What you should do
The answer must consist of every line in the data below that holds the word "Excel".

(Dataset rows describing interfaces)
+++

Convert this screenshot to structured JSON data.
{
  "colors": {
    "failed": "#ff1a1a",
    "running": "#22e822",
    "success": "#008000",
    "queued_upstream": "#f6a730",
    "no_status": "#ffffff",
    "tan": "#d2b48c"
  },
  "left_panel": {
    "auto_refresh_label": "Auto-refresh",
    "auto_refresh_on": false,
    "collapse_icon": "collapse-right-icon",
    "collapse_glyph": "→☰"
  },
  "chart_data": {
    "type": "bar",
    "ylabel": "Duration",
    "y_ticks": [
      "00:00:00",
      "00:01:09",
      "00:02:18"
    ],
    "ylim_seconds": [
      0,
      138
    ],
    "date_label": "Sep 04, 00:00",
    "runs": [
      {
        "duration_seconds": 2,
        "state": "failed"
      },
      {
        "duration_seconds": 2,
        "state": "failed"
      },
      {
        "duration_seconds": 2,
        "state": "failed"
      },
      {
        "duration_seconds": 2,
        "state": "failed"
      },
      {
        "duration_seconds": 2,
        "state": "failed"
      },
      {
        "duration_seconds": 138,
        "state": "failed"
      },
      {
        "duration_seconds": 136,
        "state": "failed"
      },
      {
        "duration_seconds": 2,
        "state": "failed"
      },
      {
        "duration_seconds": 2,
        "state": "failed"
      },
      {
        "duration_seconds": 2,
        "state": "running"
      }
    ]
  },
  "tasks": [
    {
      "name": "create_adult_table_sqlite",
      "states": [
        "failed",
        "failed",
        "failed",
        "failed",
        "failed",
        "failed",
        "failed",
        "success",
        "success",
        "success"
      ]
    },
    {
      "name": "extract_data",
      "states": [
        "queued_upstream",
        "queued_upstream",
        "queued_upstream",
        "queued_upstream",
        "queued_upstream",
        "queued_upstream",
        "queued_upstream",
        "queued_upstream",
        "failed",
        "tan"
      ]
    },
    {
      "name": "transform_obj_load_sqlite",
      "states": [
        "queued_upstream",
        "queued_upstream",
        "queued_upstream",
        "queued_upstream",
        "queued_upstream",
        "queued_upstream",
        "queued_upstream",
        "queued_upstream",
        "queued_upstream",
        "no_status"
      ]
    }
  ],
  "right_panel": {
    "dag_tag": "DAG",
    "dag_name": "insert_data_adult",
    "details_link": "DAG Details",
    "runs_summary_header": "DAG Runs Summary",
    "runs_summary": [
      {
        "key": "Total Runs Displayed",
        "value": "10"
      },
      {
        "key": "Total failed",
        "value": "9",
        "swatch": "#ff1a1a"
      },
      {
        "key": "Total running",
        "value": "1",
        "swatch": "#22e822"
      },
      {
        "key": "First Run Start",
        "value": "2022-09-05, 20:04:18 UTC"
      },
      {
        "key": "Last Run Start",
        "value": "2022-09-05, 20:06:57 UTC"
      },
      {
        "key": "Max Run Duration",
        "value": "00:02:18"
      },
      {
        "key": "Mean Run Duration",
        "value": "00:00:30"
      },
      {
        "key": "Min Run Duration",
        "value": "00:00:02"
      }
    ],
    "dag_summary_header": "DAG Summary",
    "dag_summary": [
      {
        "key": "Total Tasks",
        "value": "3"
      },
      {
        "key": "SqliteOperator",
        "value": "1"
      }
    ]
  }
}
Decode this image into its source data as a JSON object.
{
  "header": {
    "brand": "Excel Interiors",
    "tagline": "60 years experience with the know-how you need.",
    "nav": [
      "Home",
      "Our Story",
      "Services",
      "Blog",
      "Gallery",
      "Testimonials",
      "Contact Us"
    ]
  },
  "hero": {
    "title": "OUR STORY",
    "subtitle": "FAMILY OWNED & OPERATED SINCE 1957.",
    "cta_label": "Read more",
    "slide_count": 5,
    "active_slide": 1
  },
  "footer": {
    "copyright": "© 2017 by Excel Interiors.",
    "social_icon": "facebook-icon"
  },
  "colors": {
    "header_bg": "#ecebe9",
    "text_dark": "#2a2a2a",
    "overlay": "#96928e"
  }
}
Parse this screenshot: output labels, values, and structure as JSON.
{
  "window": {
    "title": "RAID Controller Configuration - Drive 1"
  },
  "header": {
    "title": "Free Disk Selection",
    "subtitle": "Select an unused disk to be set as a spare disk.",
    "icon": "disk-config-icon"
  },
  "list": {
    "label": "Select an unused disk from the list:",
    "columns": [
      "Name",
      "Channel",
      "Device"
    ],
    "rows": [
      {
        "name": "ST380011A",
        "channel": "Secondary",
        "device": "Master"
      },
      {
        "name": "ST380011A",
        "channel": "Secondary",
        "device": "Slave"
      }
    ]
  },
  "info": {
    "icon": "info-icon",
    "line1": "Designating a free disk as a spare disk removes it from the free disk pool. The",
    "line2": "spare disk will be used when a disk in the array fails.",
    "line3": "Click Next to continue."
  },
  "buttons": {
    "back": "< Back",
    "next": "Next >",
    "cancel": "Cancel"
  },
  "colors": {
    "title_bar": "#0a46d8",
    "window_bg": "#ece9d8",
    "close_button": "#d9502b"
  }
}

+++

Exercise result
    "brand": "Excel Interiors",
    "copyright": "© 2017 by Excel Interiors.",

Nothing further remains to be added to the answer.